Your parents are no better than the parents who did not have enough to feed their children. You are not better than a woman who did not have the opportunity to educate herself and make it to a high professional level. It was all from Hashem. When you look down at people less fortunate than you, you are looking down at Hashem. Think about that for a moment. If Hashem is Above you, and you are looking down where He is not, that means you do not believe in Him. And if you do not believe in Him, you should not be dating anyone who does believe in Hashem. In essence, if you are looking to date an Orthodox Jewish man who has Yiras Shamayim, then you are not compatible with such an individual.

You have two choices. You can alter your perception about the man who loves you and wants to marry you, or set him free to find a woman who will appreciate him for what he offers her.

I am concerned about your happiness because it is clear your value system is not operating to your benefit, so here is what I suggest.
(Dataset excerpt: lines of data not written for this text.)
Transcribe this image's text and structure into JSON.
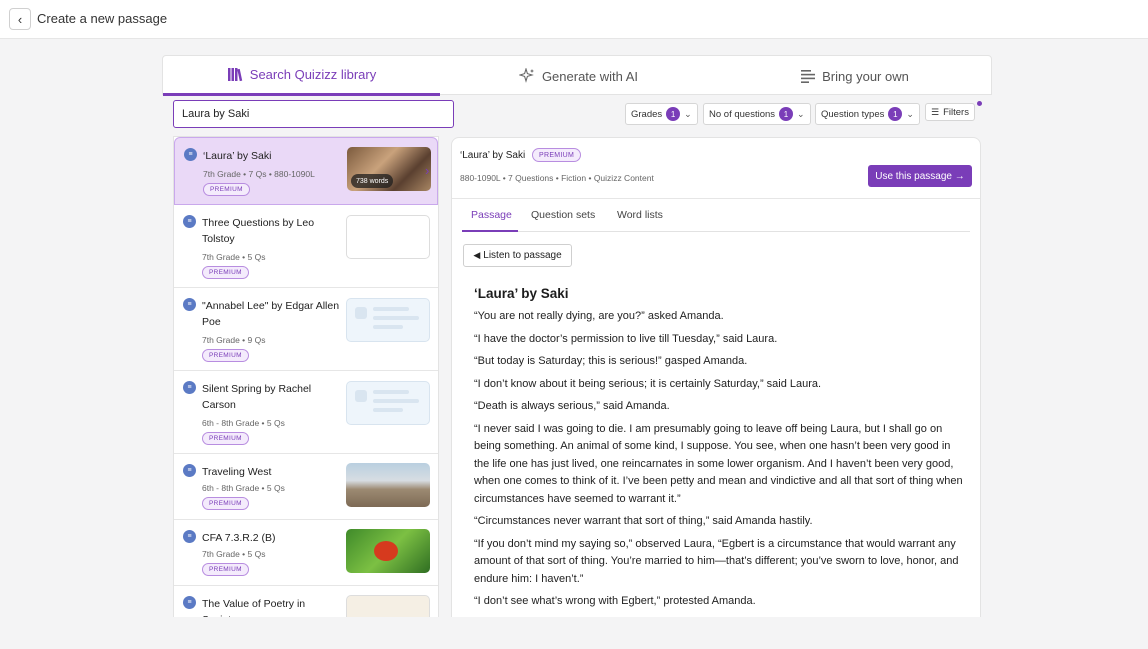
{
  "header": {
    "back_icon": "‹",
    "title": "Create a new passage"
  },
  "tabs": [
    {
      "label": "Search Quizizz library",
      "icon": "library-icon",
      "active": true
    },
    {
      "label": "Generate with AI",
      "icon": "sparkle-icon",
      "active": false
    },
    {
      "label": "Bring your own",
      "icon": "text-lines-icon",
      "active": false
    }
  ],
  "search": {
    "value": "Laura by Saki"
  },
  "filters": {
    "grades": {
      "label": "Grades",
      "count": "1"
    },
    "questions": {
      "label": "No of questions",
      "count": "1"
    },
    "types": {
      "label": "Question types",
      "count": "1"
    },
    "more": {
      "label": "Filters"
    }
  },
  "results": [
    {
      "title": "‘Laura’ by Saki",
      "meta": "7th Grade • 7 Qs • 880-1090L",
      "badge": "PREMIUM",
      "thumb_label": "738 words"
    },
    {
      "title": "Three Questions by Leo Tolstoy",
      "meta": "7th Grade • 5 Qs",
      "badge": "PREMIUM"
    },
    {
      "title": "\"Annabel Lee\" by Edgar Allen Poe",
      "meta": "7th Grade • 9 Qs",
      "badge": "PREMIUM"
    },
    {
      "title": "Silent Spring by Rachel Carson",
      "meta": "6th - 8th Grade • 5 Qs",
      "badge": "PREMIUM"
    },
    {
      "title": "Traveling West",
      "meta": "6th - 8th Grade • 5 Qs",
      "badge": "PREMIUM"
    },
    {
      "title": "CFA 7.3.R.2 (B)",
      "meta": "7th Grade • 5 Qs",
      "badge": "PREMIUM"
    },
    {
      "title": "The Value of Poetry in Society",
      "meta": "",
      "badge": ""
    }
  ],
  "detail": {
    "title": "‘Laura’ by Saki",
    "badge": "PREMIUM",
    "meta": "880-1090L • 7 Questions • Fiction • Quizizz Content",
    "use_button": "Use this passage →",
    "tabs": [
      "Passage",
      "Question sets",
      "Word lists"
    ],
    "listen": "Listen to passage",
    "passage_title": "‘Laura’ by Saki",
    "paragraphs": [
      "“You are not really dying, are you?” asked Amanda.",
      "“I have the doctor’s permission to live till Tuesday,” said Laura.",
      "“But today is Saturday; this is serious!” gasped Amanda.",
      "“I don’t know about it being serious; it is certainly Saturday,” said Laura.",
      "“Death is always serious,” said Amanda.",
      "“I never said I was going to die. I am presumably going to leave off being Laura, but I shall go on being something. An animal of some kind, I suppose. You see, when one hasn’t been very good in the life one has just lived, one reincarnates in some lower organism. And I haven’t been very good, when one comes to think of it. I’ve been petty and mean and vindictive and all that sort of thing when circumstances have seemed to warrant it.”",
      "“Circumstances never warrant that sort of thing,” said Amanda hastily.",
      "“If you don’t mind my saying so,” observed Laura, “Egbert is a circumstance that would warrant any amount of that sort of thing. You’re married to him—that’s different; you’ve sworn to love, honor, and endure him: I haven’t.”",
      "“I don’t see what’s wrong with Egbert,” protested Amanda."
    ]
  }
}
You do not state your age, but based on the details you have shared, it is evident that you must be at least middle-aged. At this point in your life, your need for money is not the same as when you were raising your children and sending them to yeshivas and camps. At this juncture in life, couples start enjoying life more and worry less about finances, because the bills have lessened to a degree. It sounds like your kids are grown up now, and you have a nice place to live. So, with both you and this man earning a salary, how much more money do you really need to maintain the lifestyle to which you are accustomed? I am sure that when you do the math, you will realize that if you were to accept the man for who he is, your financial lifestyle will undergo very few changes. You will come to understand that your need for money is more in your head than in physical necessities.

He complains about how expensive things are? He is right. Most things have gone up in price. Is he trying to stop you from spending your money? If the answer is yes, then you are dealing with a control issue, but if he is just talking about general prices and is cautious about money while you are not, I see nothing wrong with his view.

My response cannot undo years of your parents’ schooling about money and respect; that will have to come from within you. But I’ll leave you with the following advice. The ultimate success in any partnership, whether it is marriage, friendship, or business, relies heavily on a most basic element called respect. You will never enjoy unity and harmony with somebody if you have no respect for the person. I wonder how many people you actually have in your life who you do respect. Please explore further by self-introspection. With regard to this man in your life, check out the qualities that attracted you to him in the first place. Do you value those characteristics? Respect in any alliance is about recognizing the value that person has in your life.

Baila Sebrow is president of Neshoma Advocates, communications and recruitment liaison for Sovri-Beth Israel, executive director of Teach Our Children, and a shadchanis and shidduch consultant. She can be reached at Bsebrow@aol.com. Baila also hosts The Definitive Rap podcast for vinnews.com and Israel News Talk Radio. Questions and comments for the Dating Forum can be submitted to 5townsforum@gmail.com. Read more of Baila Sebrow’s articles at 5TJT.com.

LEAVE A REPLY

Please enter your comment!
Please enter your name here